First, he assails the logic of the kingdom of the world. How can we honor things we do out of our own self-interest? Doing good to those who do good to us, loving those who love us, may be the norm, but it is essentially self-centered and nothing to be admired or emulated. And following in that pattern won’t move us beyond the violence-saturated and scarcity-driven history of the world. We have to find a new way forward.

Second, he offers the only motivation strong enough to withstand the pull of the culture to look out first and foremost for our own interests and invite us to take that new path. He point us, that is, to the very nature of God – the one who is merciful and loving even to those who don’t deserve it.

And that includes us.

The only thing that invites love that transcends self-interest, you see, is being loved. And the one thing that prompts mercy that is not self-serving is receiving mercy. So Jesus directs our attention to God, the one who abounds in compassion, mercy, love, and forgiveness.

And because that’s so hard for us to believe, Jesus ultimately won’t just talk about that love, he’ll show hit, spreading his arms wide upon the cross to offer God’s loving embrace to each and all of us.

 Prayer of The Day

Dear God, immerse us in your mercy that we might be merciful, submerge us in your love that we might be loving, bathe us in your compassion that we might be compassionate. Teach us to love as you loved.

Daily Note

What makes Christians different and what makes Christianity distinct from any other religion?  It is grace — treating others, not as they deserve, but as God wishes them to be treated — with loving-kindness and mercy. God is good to the unjust as well as the just.  His love embraces saint and sinner alike.  God seeks our highest good and teaches us to seek the greatest good of others, even those who hate and abuse us.  Our love for others, even those who are ungrateful and selfish towards us, must be marked by the same kindness and mercy which God has shown to us.  It is easier to show kindness and mercy when we can expect to benefit form doing so.  How much harder when we can expect nothing in return. 

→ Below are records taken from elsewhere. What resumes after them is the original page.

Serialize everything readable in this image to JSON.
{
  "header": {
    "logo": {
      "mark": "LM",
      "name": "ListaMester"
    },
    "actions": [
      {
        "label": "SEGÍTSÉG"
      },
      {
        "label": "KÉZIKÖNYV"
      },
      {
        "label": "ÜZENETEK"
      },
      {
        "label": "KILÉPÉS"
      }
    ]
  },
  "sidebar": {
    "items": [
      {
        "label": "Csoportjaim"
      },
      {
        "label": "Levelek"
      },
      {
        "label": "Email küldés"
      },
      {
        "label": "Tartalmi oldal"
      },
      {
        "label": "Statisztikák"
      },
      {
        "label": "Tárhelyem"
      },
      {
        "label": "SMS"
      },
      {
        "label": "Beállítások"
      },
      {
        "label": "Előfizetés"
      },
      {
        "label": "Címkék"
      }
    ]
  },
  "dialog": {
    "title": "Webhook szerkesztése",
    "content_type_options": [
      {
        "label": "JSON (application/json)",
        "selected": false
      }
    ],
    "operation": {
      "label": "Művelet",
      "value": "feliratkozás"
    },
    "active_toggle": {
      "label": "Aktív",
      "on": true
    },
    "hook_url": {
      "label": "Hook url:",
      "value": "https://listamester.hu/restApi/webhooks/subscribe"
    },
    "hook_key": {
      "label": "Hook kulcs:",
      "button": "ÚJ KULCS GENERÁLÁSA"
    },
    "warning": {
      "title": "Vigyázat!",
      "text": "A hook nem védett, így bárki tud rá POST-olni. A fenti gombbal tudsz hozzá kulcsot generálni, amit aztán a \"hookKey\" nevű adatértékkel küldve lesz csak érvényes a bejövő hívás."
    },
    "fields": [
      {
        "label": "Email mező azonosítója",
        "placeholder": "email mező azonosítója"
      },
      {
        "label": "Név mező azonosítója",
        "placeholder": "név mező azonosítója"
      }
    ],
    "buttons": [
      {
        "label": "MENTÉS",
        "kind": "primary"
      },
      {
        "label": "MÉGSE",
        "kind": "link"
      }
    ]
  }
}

Our prayer for those who do us ill both breaks the power of revenge and releases the power of love to do good in the face of evil.  How can we possibly love those who cause us harm and ill-will?  With God all things are possible.  He gives power and grace to those who believe and accept the gift of the Holy Spirit.  His love conquers all, even our hurts, fears, prejudices and griefs.  Do you know the power of Christ’s redeeming love and mercy?